There is such a treasure in the angel’s words: “I see your poverty – yet I also see your wealth”. It is pure gift to be able to recognize our littleness is valuable. We are a treasure waiting to be discovered! It is in recognizing our frailty and our littleness that we can then find our true wealth. Both the challenge and the gift held out by this angel is that our potential for greatness is tremendous! May this be one of the treasures that we take away with us today! Recognizing these things makes it possible for greatness to emerge. I am taken back to my own Lenten and Easter ponderings and the title of an old book by Raoul Plus called “Dust, Remember Thou Art Splendour” … the dust of our Lenten ashes turns before our very eyes into Easter glory. We are part of the Paschal mystery … life meets death, death meets resurrection: our frailty fades into splendour. Embraced and cherished as part of the process that we are, these qualities become God’s greatest opportunity in our lives!
We are offered a gift, to take the time, to really wait upon and embrace this poverty and wealth that is “us” and to embrace it with love!
One of the gifts of waiting, of stopping, of dusting off the angel of Smyrna, and squeezing all the juice out of the challenge held out to us, is that we begin to reap the benefits of losing control! Where our poverty and our wealth touch each other, in those moments we experience something that is not in our control. How can losing control be a gift?!

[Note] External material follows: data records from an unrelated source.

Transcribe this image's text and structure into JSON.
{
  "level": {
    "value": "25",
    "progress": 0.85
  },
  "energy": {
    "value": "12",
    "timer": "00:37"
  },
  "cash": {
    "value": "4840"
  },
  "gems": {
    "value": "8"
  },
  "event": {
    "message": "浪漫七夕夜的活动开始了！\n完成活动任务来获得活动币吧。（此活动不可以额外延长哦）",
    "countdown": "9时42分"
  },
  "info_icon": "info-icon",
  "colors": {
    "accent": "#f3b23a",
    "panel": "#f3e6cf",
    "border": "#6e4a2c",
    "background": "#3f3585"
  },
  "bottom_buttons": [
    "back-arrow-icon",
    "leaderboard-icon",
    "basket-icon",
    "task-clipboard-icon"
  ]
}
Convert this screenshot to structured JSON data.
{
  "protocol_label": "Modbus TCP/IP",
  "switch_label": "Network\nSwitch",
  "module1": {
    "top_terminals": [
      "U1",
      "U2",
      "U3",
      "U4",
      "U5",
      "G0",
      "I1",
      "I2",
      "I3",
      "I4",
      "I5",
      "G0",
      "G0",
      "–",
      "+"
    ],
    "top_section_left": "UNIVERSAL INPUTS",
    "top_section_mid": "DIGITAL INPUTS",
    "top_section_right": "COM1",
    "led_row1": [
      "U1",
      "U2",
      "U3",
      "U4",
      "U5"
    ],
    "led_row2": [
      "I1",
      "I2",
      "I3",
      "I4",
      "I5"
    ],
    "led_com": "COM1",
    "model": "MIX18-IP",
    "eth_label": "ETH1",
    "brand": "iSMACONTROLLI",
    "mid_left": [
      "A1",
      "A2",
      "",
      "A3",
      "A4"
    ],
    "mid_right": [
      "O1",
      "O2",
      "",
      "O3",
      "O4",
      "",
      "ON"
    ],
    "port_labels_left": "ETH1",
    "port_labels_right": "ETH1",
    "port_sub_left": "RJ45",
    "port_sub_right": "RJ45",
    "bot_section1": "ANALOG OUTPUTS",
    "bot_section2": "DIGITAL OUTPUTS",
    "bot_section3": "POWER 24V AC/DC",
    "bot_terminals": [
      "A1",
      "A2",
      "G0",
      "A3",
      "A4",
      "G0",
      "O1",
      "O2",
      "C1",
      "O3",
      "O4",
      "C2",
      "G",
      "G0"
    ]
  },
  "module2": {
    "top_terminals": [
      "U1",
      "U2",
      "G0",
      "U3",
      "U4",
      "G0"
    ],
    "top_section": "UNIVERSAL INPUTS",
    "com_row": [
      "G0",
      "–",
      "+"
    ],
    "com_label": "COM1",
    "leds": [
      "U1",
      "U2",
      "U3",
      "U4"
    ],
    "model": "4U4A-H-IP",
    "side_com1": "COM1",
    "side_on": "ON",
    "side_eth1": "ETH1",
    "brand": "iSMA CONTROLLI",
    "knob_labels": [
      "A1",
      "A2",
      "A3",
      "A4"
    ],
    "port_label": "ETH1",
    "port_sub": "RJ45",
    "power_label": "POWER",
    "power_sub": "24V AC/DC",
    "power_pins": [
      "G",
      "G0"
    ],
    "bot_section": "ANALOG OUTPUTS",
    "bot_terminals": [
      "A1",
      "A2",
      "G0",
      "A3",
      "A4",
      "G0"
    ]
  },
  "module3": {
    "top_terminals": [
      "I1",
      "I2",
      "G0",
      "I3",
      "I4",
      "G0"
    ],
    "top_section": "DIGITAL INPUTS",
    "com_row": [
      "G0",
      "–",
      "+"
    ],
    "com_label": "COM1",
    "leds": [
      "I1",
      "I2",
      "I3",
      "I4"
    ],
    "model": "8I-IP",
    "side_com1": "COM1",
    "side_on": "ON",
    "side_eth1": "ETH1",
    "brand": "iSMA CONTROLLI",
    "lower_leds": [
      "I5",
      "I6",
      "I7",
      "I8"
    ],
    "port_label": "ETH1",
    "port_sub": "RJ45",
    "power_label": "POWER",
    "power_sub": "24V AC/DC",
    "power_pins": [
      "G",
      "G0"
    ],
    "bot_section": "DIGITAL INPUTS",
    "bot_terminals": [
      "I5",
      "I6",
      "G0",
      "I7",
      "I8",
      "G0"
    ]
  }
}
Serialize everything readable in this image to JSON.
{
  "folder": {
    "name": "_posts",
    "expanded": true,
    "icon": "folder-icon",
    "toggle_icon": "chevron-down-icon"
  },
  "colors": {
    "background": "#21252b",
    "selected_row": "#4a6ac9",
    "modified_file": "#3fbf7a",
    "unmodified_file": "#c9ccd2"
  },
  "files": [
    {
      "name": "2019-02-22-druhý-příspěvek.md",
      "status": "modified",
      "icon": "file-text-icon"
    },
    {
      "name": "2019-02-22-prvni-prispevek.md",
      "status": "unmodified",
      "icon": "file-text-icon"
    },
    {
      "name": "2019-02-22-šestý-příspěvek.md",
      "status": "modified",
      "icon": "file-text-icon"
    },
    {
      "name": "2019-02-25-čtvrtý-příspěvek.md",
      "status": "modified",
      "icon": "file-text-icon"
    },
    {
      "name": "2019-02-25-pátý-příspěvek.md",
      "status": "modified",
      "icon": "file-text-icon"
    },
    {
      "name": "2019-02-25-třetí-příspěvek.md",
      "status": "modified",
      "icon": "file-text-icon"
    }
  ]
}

I have often found myself in situations that were not working out the way that I had thought they would or planned that they would. Circumstances and/or people had entered into the equation and rendered everything impossible. At that point, it was easy for me to see that things were beyond my control. It sometimes takes a long time of dwelling in stress before giving in, however when finally able to give in it did release me, life all of a sudden became easier. There is cause to ponder “loss of control” – acceptance of our limitations. It can foster a sense of interdependence; it can begin to help us understand that we need each other more than we could even ask or imagine! Needing each other, needing to receive from each other, needing to recognize each others’ gifts, these are valuable components of our faith.
When Jesus commissioned the twelve disciples, “He ordered them to take nothing for their journey except a staff; no bread, no bag, no money in their belts; but to wear sandals and not to put on two tunics.” (Mark 6: 8-9) In a sense they were to be poor, to come as they were open both to give and to be helped, so that others could make them rich by their kindness and hospitality.
This angel challenge – there is value in our incompleteness! Depending on each other can take us to new territory of caring and connection: a true gift. when our inner selves waken, stretch, stand up, move out, make choices … our fear of letting go, of change can become the hunger, thirst, and ecstasy of growing! It is as if God were saying to us “Come join me and from our togetherness there will come forth a new creation – the gift of the crown of life.”
In another sense this incompleteness can also help us to begin to see life as a mystery … not life as a challenge to conquer and solve, not a struggle to find answers and solutions … but an invitation to yield, to wait and to rest, to draw together and immerse ourselves in the mist of the awe-filled mystery of contradictions and paradoxes that is life. The angel’s words ring out “stay there believing” … and receive life, the crown of life, wholeness, and healing.